Task:
The lines to copy are those holding the string "legend" in the entries below.

Records shown:

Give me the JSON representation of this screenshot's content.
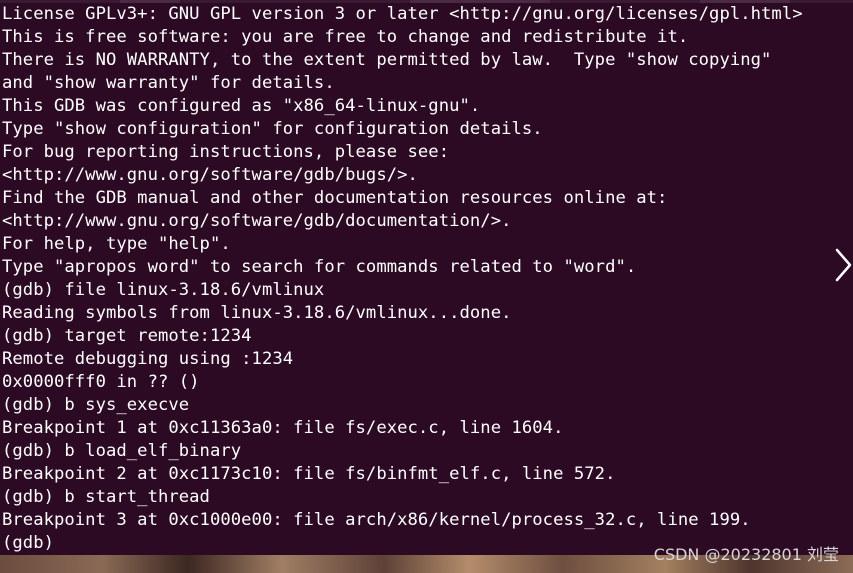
{
  "terminal": {
    "lines": [
      "License GPLv3+: GNU GPL version 3 or later <http://gnu.org/licenses/gpl.html>",
      "This is free software: you are free to change and redistribute it.",
      "There is NO WARRANTY, to the extent permitted by law.  Type \"show copying\"",
      "and \"show warranty\" for details.",
      "This GDB was configured as \"x86_64-linux-gnu\".",
      "Type \"show configuration\" for configuration details.",
      "For bug reporting instructions, please see:",
      "<http://www.gnu.org/software/gdb/bugs/>.",
      "Find the GDB manual and other documentation resources online at:",
      "<http://www.gnu.org/software/gdb/documentation/>.",
      "For help, type \"help\".",
      "Type \"apropos word\" to search for commands related to \"word\".",
      "(gdb) file linux-3.18.6/vmlinux",
      "Reading symbols from linux-3.18.6/vmlinux...done.",
      "(gdb) target remote:1234",
      "Remote debugging using :1234",
      "0x0000fff0 in ?? ()",
      "(gdb) b sys_execve",
      "Breakpoint 1 at 0xc11363a0: file fs/exec.c, line 1604.",
      "(gdb) b load_elf_binary",
      "Breakpoint 2 at 0xc1173c10: file fs/binfmt_elf.c, line 572.",
      "(gdb) b start_thread",
      "Breakpoint 3 at 0xc1000e00: file arch/x86/kernel/process_32.c, line 199.",
      "(gdb)"
    ]
  },
  "watermark": "CSDN @20232801 刘莹",
  "icons": {
    "right_arrow": "chevron-right-icon"
  },
  "colors": {
    "terminal_bg": "#2c0a24",
    "terminal_fg": "#ffffff"
  }
}
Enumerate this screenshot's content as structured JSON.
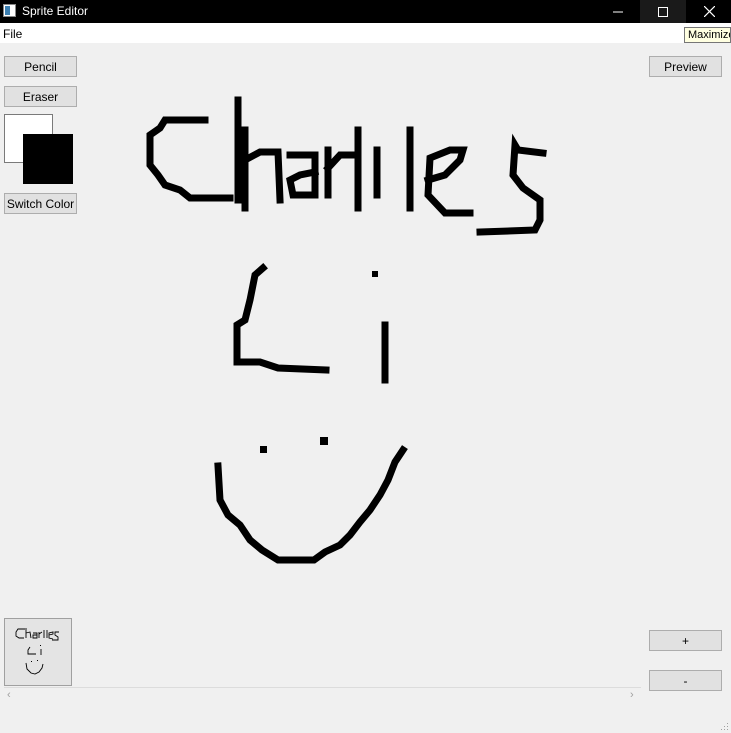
{
  "window": {
    "title": "Sprite Editor",
    "icons": {
      "app": "app-icon",
      "minimize": "minimize-icon",
      "maximize": "maximize-icon",
      "close": "close-icon"
    }
  },
  "menubar": {
    "items": [
      {
        "label": "File"
      }
    ]
  },
  "tooltip": {
    "text": "Maximize"
  },
  "tools": {
    "pencil": "Pencil",
    "eraser": "Eraser",
    "switch_color": "Switch Color"
  },
  "colors": {
    "primary": "#000000",
    "secondary": "#ffffff",
    "background": "#f0f0f0",
    "pixel": "#000000"
  },
  "actions": {
    "preview": "Preview",
    "add_frame": "+",
    "remove_frame": "-"
  },
  "scrollbar": {
    "left_arrow": "‹",
    "right_arrow": "›"
  }
}
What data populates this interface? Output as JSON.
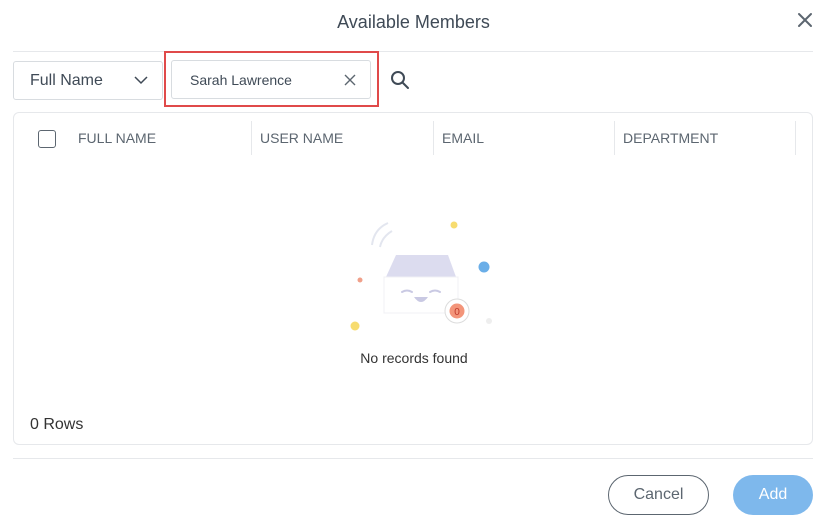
{
  "dialog": {
    "title": "Available Members",
    "close_icon": "close-icon"
  },
  "filter": {
    "field_select": {
      "selected": "Full Name",
      "icon": "chevron-down-icon"
    },
    "search_input": {
      "value": "Sarah Lawrence",
      "clear_icon": "clear-icon"
    },
    "search_button_icon": "search-icon",
    "highlight_color": "#e04a4a"
  },
  "grid": {
    "columns": [
      "FULL NAME",
      "USER NAME",
      "EMAIL",
      "DEPARTMENT"
    ],
    "empty_state": {
      "icon": "empty-box-illustration",
      "badge": "0",
      "message": "No records found"
    },
    "rows_count": "0 Rows"
  },
  "footer": {
    "cancel_label": "Cancel",
    "add_label": "Add",
    "accent": "#7eb8ec"
  }
}
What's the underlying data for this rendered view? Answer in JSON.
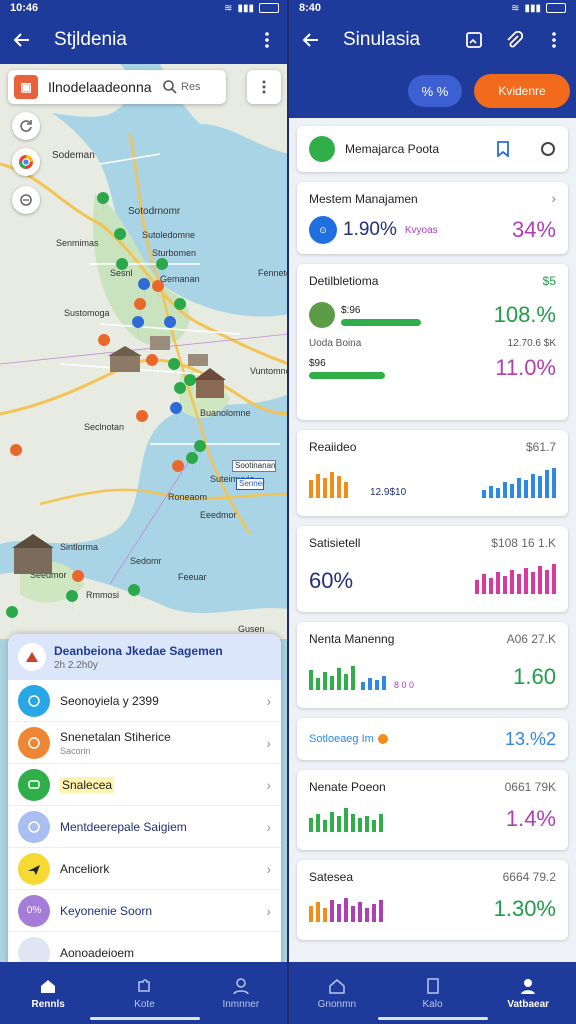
{
  "status_left": {
    "time": "10:46"
  },
  "status_right": {
    "time": "8:40"
  },
  "left": {
    "title": "Stjldenia",
    "search_value": "Ilnodelaadeonna",
    "search_sub": "Res",
    "map_labels": [
      "Sodeman",
      "Sotodrnomr",
      "Sutoledomne",
      "Senmimas",
      "Sturbomen",
      "Fennetomn",
      "Sustomoga",
      "Vuntomnom",
      "Buanolomne",
      "Seclnotan",
      "Suteimuvia",
      "Roneaom",
      "Eeedmor",
      "Sintlorma",
      "Sedomr",
      "Seedmor",
      "Feeuar",
      "Rmmosi",
      "Gusen",
      "Sootinanan",
      "Senner",
      "Sesnl",
      "Gemanan"
    ],
    "sheet": {
      "title": "Deanbeiona Jkedae Sagemen",
      "subtitle": "2h 2.2h0y",
      "items": [
        {
          "label": "Seonoyiela y 2399",
          "sub": ""
        },
        {
          "label": "Snenetalan Stiherice",
          "sub": "Sacorin"
        },
        {
          "label": "Snalecea",
          "sub": ""
        },
        {
          "label": "Mentdeerepale Saigiem",
          "sub": ""
        },
        {
          "label": "Anceliork",
          "sub": ""
        },
        {
          "label": "Keyonenie Soorn",
          "sub": ""
        },
        {
          "label": "Aonoadeioem",
          "sub": ""
        }
      ]
    },
    "nav": [
      "Rennls",
      "Kote",
      "Inmnner"
    ]
  },
  "right": {
    "title": "Sinulasia",
    "toggle_label": "% %",
    "cta_label": "Kvidenre",
    "top_card": {
      "label": "Memajarca Poota"
    },
    "system": {
      "title": "Mestem Manajamen",
      "value": "1.90%",
      "unit": "Kvyoas",
      "percent": "34%"
    },
    "detail": {
      "title": "Detilbletioma",
      "badge": "$5",
      "row1_amount": "$:96",
      "row1_percent": "108.%",
      "row2_label": "Uoda Boina",
      "row2_value": "12.70.6 $K",
      "row2_amount": "$96",
      "row2_percent": "11.0%"
    },
    "residue": {
      "title": "Reaiideo",
      "value": "$61.7",
      "mid": "12.9$10"
    },
    "satis": {
      "title": "Satisietell",
      "value": "$108 16 1.K",
      "percent": "60%"
    },
    "nenta": {
      "title": "Nenta Manenng",
      "value": "A06 27.K",
      "sub": "8 0 0",
      "percent": "1.60"
    },
    "soloeng": {
      "title": "Sotloeaeg Im",
      "percent": "13.%2"
    },
    "nenate": {
      "title": "Nenate Poeon",
      "value": "0661 79K",
      "percent": "1.4%"
    },
    "satesea": {
      "title": "Satesea",
      "value": "6664 79.2",
      "percent": "1.30%"
    },
    "nav": [
      "Gnonmn",
      "Kalo",
      "Vatbaear"
    ],
    "colors": {
      "green": "#1f9d48",
      "purple": "#b03fb2",
      "orange": "#f28c1b",
      "blue": "#2e88e6",
      "magenta": "#d63a9e",
      "navy": "#22307a"
    }
  }
}
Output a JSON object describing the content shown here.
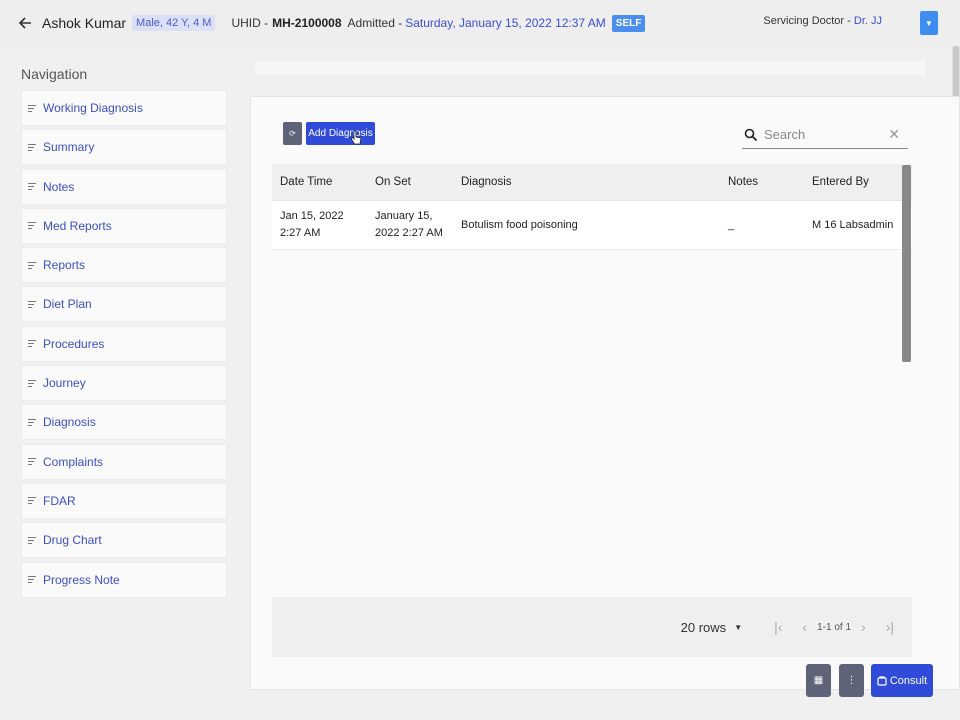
{
  "header": {
    "patient_name": "Ashok Kumar",
    "patient_tag": "Male, 42 Y, 4 M",
    "uhid_label": "UHID -",
    "uhid_value": "MH-2100008",
    "admitted_label": "Admitted -",
    "admitted_date": "Saturday, January 15, 2022 12:37 AM",
    "self_badge": "SELF",
    "doctor_label": "Servicing Doctor -",
    "doctor_name": "Dr. JJ"
  },
  "nav": {
    "title": "Navigation",
    "items": [
      {
        "label": "Working Diagnosis"
      },
      {
        "label": "Summary"
      },
      {
        "label": "Notes"
      },
      {
        "label": "Med Reports"
      },
      {
        "label": "Reports"
      },
      {
        "label": "Diet Plan"
      },
      {
        "label": "Procedures"
      },
      {
        "label": "Journey"
      },
      {
        "label": "Diagnosis"
      },
      {
        "label": "Complaints"
      },
      {
        "label": "FDAR"
      },
      {
        "label": "Drug Chart"
      },
      {
        "label": "Progress Note"
      }
    ]
  },
  "toolbar": {
    "refresh_label": "⟳",
    "add_label": "Add Diagnosis"
  },
  "search": {
    "placeholder": "Search",
    "value": ""
  },
  "table": {
    "columns": [
      "Date Time",
      "On Set",
      "Diagnosis",
      "Notes",
      "Entered By"
    ],
    "rows": [
      {
        "date_time": "Jan 15, 2022 2:27 AM",
        "on_set": "January 15, 2022 2:27 AM",
        "diagnosis": "Botulism food poisoning",
        "notes": "_",
        "entered_by": "M 16 Labsadmin"
      }
    ]
  },
  "pagination": {
    "rows_label": "20 rows",
    "page_info": "1-1 of 1"
  },
  "fabs": {
    "grid_label": "▦",
    "more_label": "⋮",
    "consult_label": "Consult"
  },
  "colors": {
    "primary": "#2f4bd8",
    "secondary": "#5f6377",
    "accent_blue": "#4a8ff0",
    "link": "#3c4fc2"
  }
}
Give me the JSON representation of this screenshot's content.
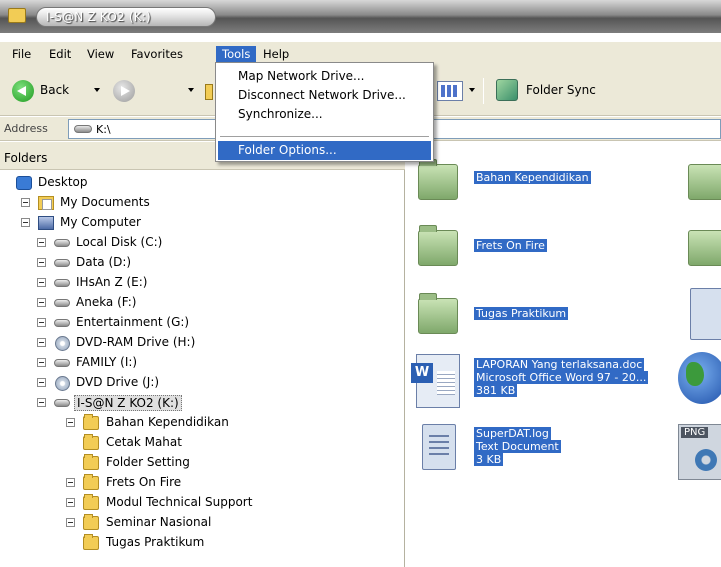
{
  "window": {
    "title": "I-S@N Z KO2 (K:)"
  },
  "menu": {
    "items": [
      "File",
      "Edit",
      "View",
      "Favorites",
      "Tools",
      "Help"
    ],
    "active": "Tools"
  },
  "tools_menu": {
    "items": [
      "Map Network Drive...",
      "Disconnect Network Drive...",
      "Synchronize...",
      "Folder Options..."
    ],
    "highlighted": "Folder Options..."
  },
  "toolbar": {
    "back_label": "Back",
    "folder_sync_label": "Folder Sync"
  },
  "address": {
    "label": "Address",
    "value": "K:\\"
  },
  "folders_pane": {
    "title": "Folders",
    "tree": [
      {
        "label": "Desktop",
        "icon": "desktop-icon"
      },
      {
        "label": "My Documents",
        "icon": "my-documents-icon"
      },
      {
        "label": "My Computer",
        "icon": "my-computer-icon"
      },
      {
        "label": "Local Disk (C:)",
        "icon": "drive-icon"
      },
      {
        "label": "Data (D:)",
        "icon": "drive-icon"
      },
      {
        "label": "IHsAn Z (E:)",
        "icon": "drive-icon"
      },
      {
        "label": "Aneka (F:)",
        "icon": "drive-icon"
      },
      {
        "label": "Entertainment (G:)",
        "icon": "drive-icon"
      },
      {
        "label": "DVD-RAM Drive (H:)",
        "icon": "dvd-icon"
      },
      {
        "label": "FAMILY (I:)",
        "icon": "drive-icon"
      },
      {
        "label": "DVD Drive (J:)",
        "icon": "dvd-icon"
      },
      {
        "label": "I-S@N Z KO2 (K:)",
        "icon": "drive-icon"
      },
      {
        "label": "Bahan Kependidikan",
        "icon": "folder-icon"
      },
      {
        "label": "Cetak Mahat",
        "icon": "folder-icon"
      },
      {
        "label": "Folder Setting",
        "icon": "folder-icon"
      },
      {
        "label": "Frets On Fire",
        "icon": "folder-icon"
      },
      {
        "label": "Modul Technical Support",
        "icon": "folder-icon"
      },
      {
        "label": "Seminar Nasional",
        "icon": "folder-icon"
      },
      {
        "label": "Tugas Praktikum",
        "icon": "folder-icon"
      }
    ],
    "selected": "I-S@N Z KO2 (K:)"
  },
  "files": [
    {
      "lines": [
        "Bahan Kependidikan"
      ],
      "icon": "folder-icon"
    },
    {
      "lines": [
        "Frets On Fire"
      ],
      "icon": "folder-icon"
    },
    {
      "lines": [
        "Tugas Praktikum"
      ],
      "icon": "folder-icon"
    },
    {
      "lines": [
        "LAPORAN Yang terlaksana.doc",
        "Microsoft Office Word 97 - 20...",
        "381 KB"
      ],
      "icon": "word-document-icon"
    },
    {
      "lines": [
        "SuperDAT.log",
        "Text Document",
        "3 KB"
      ],
      "icon": "text-document-icon"
    }
  ],
  "colors": {
    "selection": "#316ac5",
    "chrome": "#ece9d8"
  }
}
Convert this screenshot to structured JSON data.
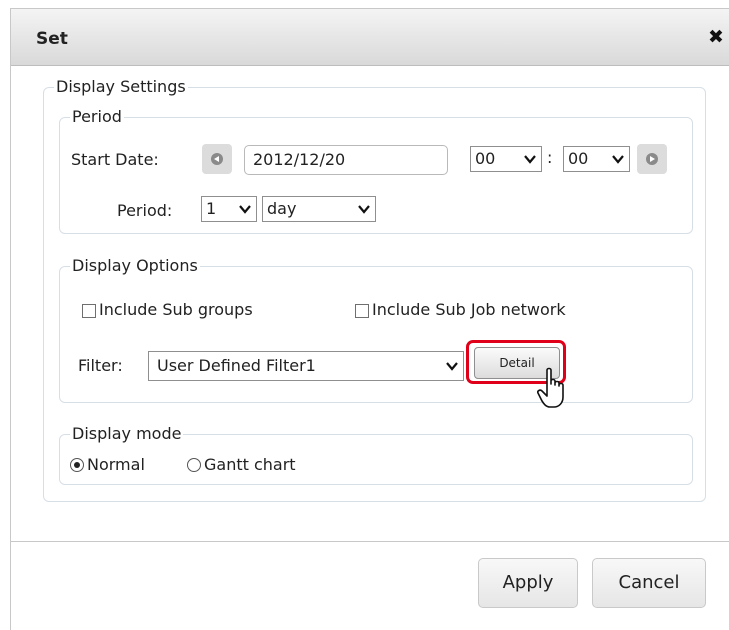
{
  "dialog": {
    "title": "Set",
    "close_glyph": "✖"
  },
  "display_settings": {
    "legend": "Display Settings",
    "period_group": {
      "legend": "Period",
      "start_date_label": "Start Date:",
      "start_date_value": "2012/12/20",
      "hour_value": "00",
      "time_separator": ":",
      "minute_value": "00",
      "period_label": "Period:",
      "period_count": "1",
      "period_unit": "day"
    },
    "options_group": {
      "legend": "Display Options",
      "include_sub_groups_label": "Include Sub groups",
      "include_sub_groups_checked": false,
      "include_sub_job_network_label": "Include Sub Job network",
      "include_sub_job_network_checked": false,
      "filter_label": "Filter:",
      "filter_value": "User Defined Filter1",
      "detail_button": "Detail"
    },
    "mode_group": {
      "legend": "Display mode",
      "normal_label": "Normal",
      "gantt_label": "Gantt chart",
      "selected": "Normal"
    }
  },
  "footer": {
    "apply_label": "Apply",
    "cancel_label": "Cancel"
  },
  "colors": {
    "highlight": "#e0001a",
    "titlebar_top": "#f4f4f4",
    "titlebar_bottom": "#d9d9d9"
  },
  "icons": [
    "close-icon",
    "prev-day-icon",
    "next-day-icon",
    "chevron-down-icon",
    "hand-cursor-icon"
  ]
}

Answer to the exercise:
    "legend": "Display Settings",
      "legend": "Period",
      "legend": "Display Options",
      "legend": "Display mode",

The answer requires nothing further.